# REQUIREMENT:
The word to look for is "answer". Report every line of the entries below that has it.

# EXTRACTED DATA:
Segment Open

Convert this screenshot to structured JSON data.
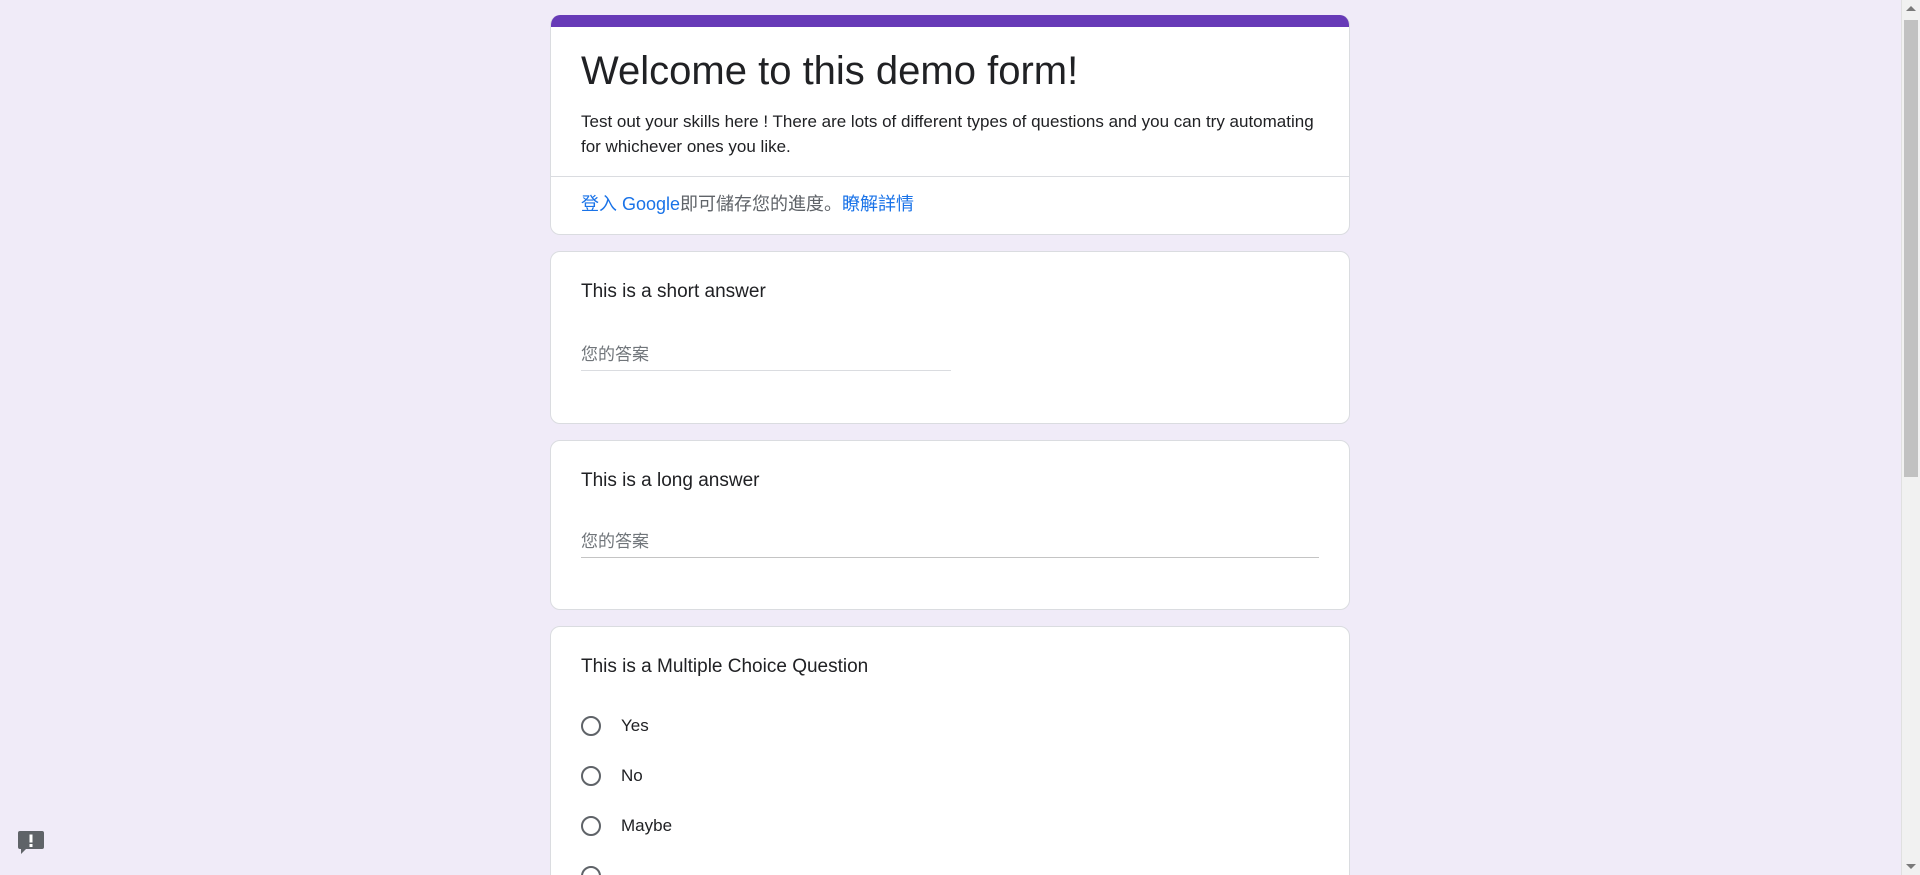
{
  "colors": {
    "accent": "#673ab7",
    "background": "#f0ebf8",
    "link": "#1a73e8"
  },
  "header": {
    "title": "Welcome to this demo form!",
    "description": "Test out your skills here ! There are lots of different types of questions and you can try automating for whichever ones you like.",
    "signin_link": "登入 Google",
    "signin_text": "即可儲存您的進度。",
    "learn_more": "瞭解詳情"
  },
  "questions": {
    "short": {
      "title": "This is a short answer",
      "placeholder": "您的答案"
    },
    "long": {
      "title": "This is a long answer",
      "placeholder": "您的答案"
    },
    "mcq": {
      "title": "This is a Multiple Choice Question",
      "options": [
        "Yes",
        "No",
        "Maybe"
      ]
    }
  },
  "feedback_icon": "report-feedback-icon"
}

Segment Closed

# RESPONSE AREA:
      "title": "This is a short answer",
      "title": "This is a long answer",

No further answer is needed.